While I like to see an emergency fund of 3-6 months necessary expenses (including loan payments!), it can take people just starting out a couple of years to build to that level. A $1,000 emergency fund is barely survival (one vet bill or car accident deductible can easily wipe that out.) Once you have at least $3-$5,000 in your emergency fund, you can begin to consider other possibilities, but I can’t advise going whole hog until the fund equals at least your health insurance deductible + out of pocket max + rent, utilities, and loan payment for however long it might take you to find a new job.

  • Are you contributing enough to your employer’s retirement fund to get the match?

If your employer matches your contribution, that’s a 100% return on your money up to the amount of the match, e.g., if you contribute 1.5% and they match it at 1.5%. If you contribute 3% and they match 1.5%, that’s a 50% return. (We could keep going—you contribute my recommended minimum of 10%, they match at 3%–30% return). No legit credit card or high interest loan is going to charge you 30% interest. Plus, you get an additional return on this investment and maybe a tax deduction, although I recommend you go with a Roth option if you have it.

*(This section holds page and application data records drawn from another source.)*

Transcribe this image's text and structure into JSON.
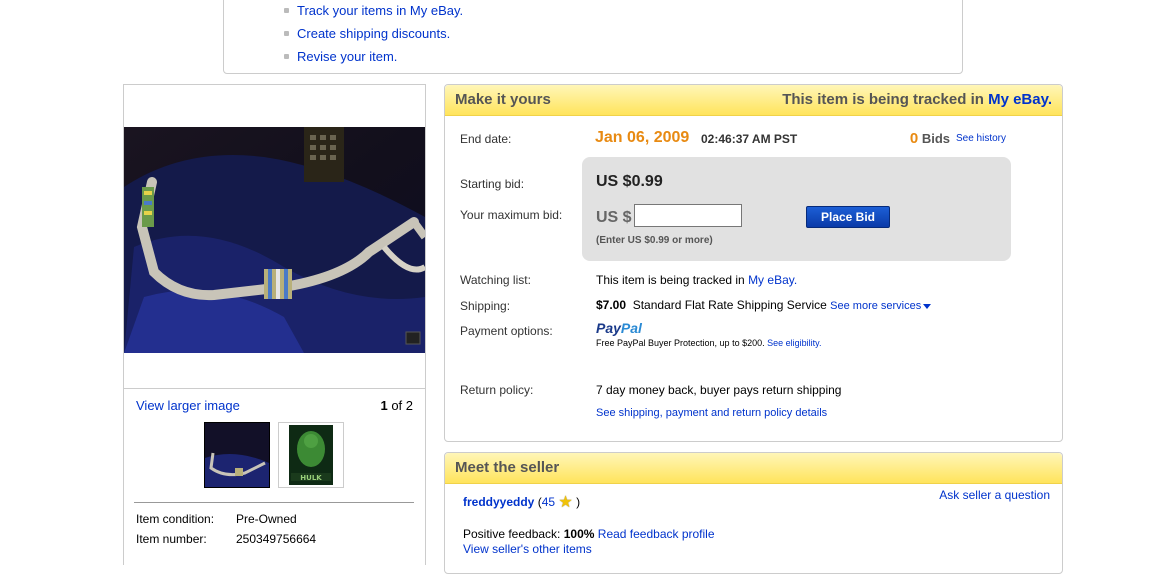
{
  "top_links": [
    "Track your items in My eBay.",
    "Create shipping discounts.",
    "Revise your item."
  ],
  "gallery": {
    "view_larger": "View larger image",
    "page_current": "1",
    "page_of": "of 2",
    "thumb2_caption": "HULK"
  },
  "item_details": [
    {
      "label": "Item condition:",
      "value": "Pre-Owned"
    },
    {
      "label": "Item number:",
      "value": "250349756664"
    }
  ],
  "make_it_yours": {
    "heading": "Make it yours",
    "tracked_prefix": "This item is being tracked in ",
    "tracked_link": "My eBay.",
    "end_date_label": "End date:",
    "end_date": "Jan 06, 2009",
    "end_time": "02:46:37 AM PST",
    "bids_count": "0",
    "bids_label": "Bids",
    "see_history": "See history",
    "starting_bid_label": "Starting bid:",
    "starting_bid": "US $0.99",
    "max_bid_label": "Your maximum bid:",
    "currency_prefix": "US $",
    "max_bid_value": "",
    "enter_hint": "(Enter US $0.99 or more)",
    "place_bid": "Place Bid",
    "watching_label": "Watching list:",
    "watching_text": "This item is being tracked in ",
    "watching_link": "My eBay.",
    "shipping_label": "Shipping:",
    "shipping_cost": "$7.00",
    "shipping_service": "Standard Flat Rate Shipping Service",
    "see_more_services": "See more services",
    "payment_label": "Payment options:",
    "paypal_a": "Pay",
    "paypal_b": "Pal",
    "paypal_protection": "Free PayPal Buyer Protection, up to $200.",
    "see_eligibility": "See eligibility.",
    "return_label": "Return policy:",
    "return_text": "7 day money back, buyer pays return shipping",
    "policy_link": "See shipping, payment and return policy details"
  },
  "meet_seller": {
    "heading": "Meet the seller",
    "seller_name": "freddyyeddy",
    "open_paren": "(",
    "feedback_score": "45",
    "close_paren": ")",
    "ask_question": "Ask seller a question",
    "positive_label": "Positive feedback:",
    "positive_value": "100%",
    "read_feedback": "Read feedback profile",
    "other_items": "View seller's other items"
  },
  "colors": {
    "link": "#0033cc",
    "accent_orange": "#e88a12",
    "panel_header": "#ffe45c"
  }
}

Before paying extra on any loans, you should contribute anything you can scrape up until you at least get the full match.

  • Are you saving enough for retirement?

This is actually a different question than the one above. You need to be saving 10% of your income toward retirement, and more if you didn’t start until your mid-30s or later. Until you can put away at least 10%, in most cases I recommend you focus on retirement savings rather than early loan payment.

  • What’s the interest rate on the loan compared to your investment return?

As a rule of thumb, I use 5% as a basic cut point. If you’re a dummy and keep all your money in a savings account, you’re earning .5%-2%, so take it and pay off the loan. But let’s say you have a pretty good investment (maybe, quality mutual funds) and you’re earning an annualized rate of 6-8%.

What’s the interest rate on your loans? Credit cards at 22%? Pay them off as soon as you can. I still recommend that you contribute to the retirement plan first, but maybe only for the minimum match until you get rid of the high interest payments.

Student loans at 6-7.75%? As soon as you’re contributing at least 10% to retirement savings, start attacking these loans. They’re as high or higher than you’re going to earn from investments. Even if your employer only matches at 1.5% and you’re contributing 10%, you’re making 15% immediately + investment gain. However, I can wrap my mind around going after these once you’ve secured the minimum match. It’s not a numbers answer, it’s what will make you feel better.

Student loans at 3.25-4%? I wouldn’t rush to pay these off before term. You’d be better off saving more, even if it isn’t in a retirement account—a quality balanced or target date fund should produce better returns. However, if you have managed to accrue an emergency fund of 6 months fixed expenses, a “goals” fund for whatever your goals are (kid’s college, house down payment, etc.) and you just really want to be debt free, then you should do what will make you feel better. These are pretty far down the totem pole, however.

Mortgage? Mortgage interest rates are really low right now, so in most cases there’s no financial reason to pay them off rather than investing any excess money. There are a couple of exceptions: let’s say you have a big bonus or sudden inheritance, and your family might qualify for college financial aid. You might be better off paying off or paying down the mortgage since the value of the house isn’t counted on the FAFSA (it is on the CSS-Profile), whereas an investment account will be counted as available for paying.  The second situation is retirement: most people I talk to feel better when they own their home outright at retirement, since it’s probably the biggest monthly outlay. Just be sure you  have enough for unexpected repairs before you clean out cash to pay off the mortgage. You don’t want to be back borrowing on a line of credit at a higher rate.

As with all things financial, your mileage may vary. There are a lot of moving parts to consider when contemplating loans, and achieving the right balance isn’t the same for everyone. But that’s why people talk to a financial advisor, no?